National Poetry Month is drawing to a close this week and I haven’t added anything significant to the conversation. Partially, this is due to my odd relationship with poetry that isn’t read aloud at a local slam. Growing up, poetry was fun. It rhymed. It made you laugh. Sometimes it made you think. Sometimes it made you roll your eyes. And all of those reactions were triggered after 15 minutes with a Shel Silverstein book.
But as I moved into my teens and later went off to university, I learned that poetry was “serious business.” Poets died starving artists who clamored for recognition while trying to get others to acknowledge the dark, disparaging recesses of the human experience. Every poem had to be dissected, and every dissection had to be validated. No matter what conclusion you draw during your independent study, you were wrong because the teacher instructed you that the poem actually meant “this” not “that” and all your pontificating was an exercise in deconstruction. Ta da!
Although I appreciate the Mr. Miyagi approach to education, and goodness knows I love a solid liberal arts program, I walked away feeling like poetry was well over my head. I would break down every stanza, analyze, find patterns, re-analyze, and still arrive at the conclusion that I was simply too shallow to grasp the heady issues that tear at poets’ souls.
Then, I attended my first poetry reading. Not a poetry slam. But a poetry reading.

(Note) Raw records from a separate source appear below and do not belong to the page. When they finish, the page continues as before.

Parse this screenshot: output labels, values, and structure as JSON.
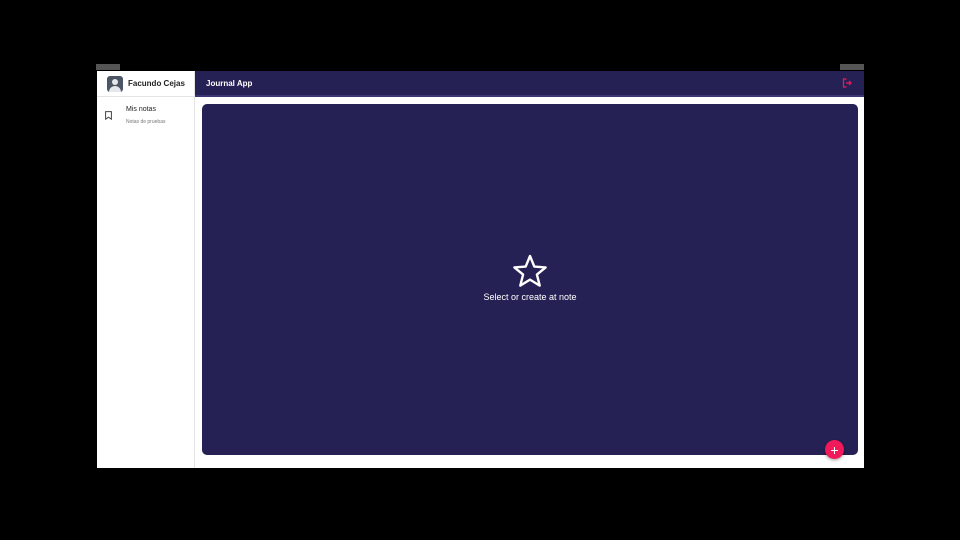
{
  "sidebar": {
    "user_name": "Facundo Cejas",
    "avatar_icon": "account-box-icon",
    "notes": [
      {
        "title": "Mis notas",
        "subtitle": "Notas de pruebas",
        "icon": "bookmark-icon"
      }
    ]
  },
  "appbar": {
    "title": "Journal App",
    "logout_icon": "logout-icon",
    "logout_color": "#f0195a"
  },
  "main": {
    "empty_icon": "star-outline-icon",
    "empty_text": "Select or create at note"
  },
  "fab": {
    "label": "+",
    "color": "#f0195a"
  },
  "colors": {
    "primary": "#262154",
    "accent": "#f0195a"
  }
}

The featured poet of the hour: The late, great Gwendolyn Brooks. I remember I sat in the audience drowsy from a late night of paper composition and Star Trek: Deep Space Nine reruns. In the morning, I had to talk myself into attending the event, but I knew if I had not gone, I would regret it.

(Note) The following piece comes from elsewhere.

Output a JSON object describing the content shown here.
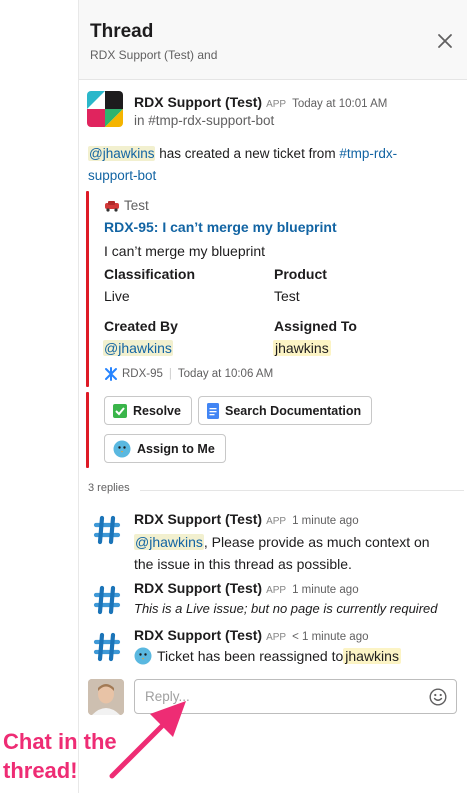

So there I sat. Listening to an American icon of poetry and literature share some of her most revered and poignant works with a bunch of college students who saw poetry as a highbrow art form that required countless hours of study. But Brooks’ work was different. In a one-hour presentation, her reading showed us that a gifted poet doesn’t need a beleaguered analysis on all fronts. A gifted poet can invade your senses in 90 seconds and live in your psyche for months on end.
Brooks’ work carried messages that did not fall on deaf ears that day. Some of us gained a stronger understanding of how brevity can be more powerful than soliloquies, and how social taboos can be born, vilified and die in the span of a decade. And that is the power of poetry.
It can delight us (Shel Silverstein). It can educate us (Dr. Seuss). It can console us (Anne Sexton). It can mirror us (Langston Hughes). It can haunt us (Gwendolyn Brooks). It can embarrass us (Anais Nin). It can scare us (Edgar Allen Poe). It can uplift us (Edna St. Vincent Millay). And it can strike us (Edwin Arlington Robinson).
Poetry may have its detractors and seem beyond the intellectual reach of the common man. But I would argue that it is the common man who needs it most. It took me removing poetry from the classroom to learn its value. Here’s hoping others will learn of it too before moving on to more “accessible” art forms. And here’s hoping professors learn to teach an appreciation of the art form without branding it worthy of only intellectual pursuit.
Who is your favorite poet? What is it about their poetry that makes you connect with their work?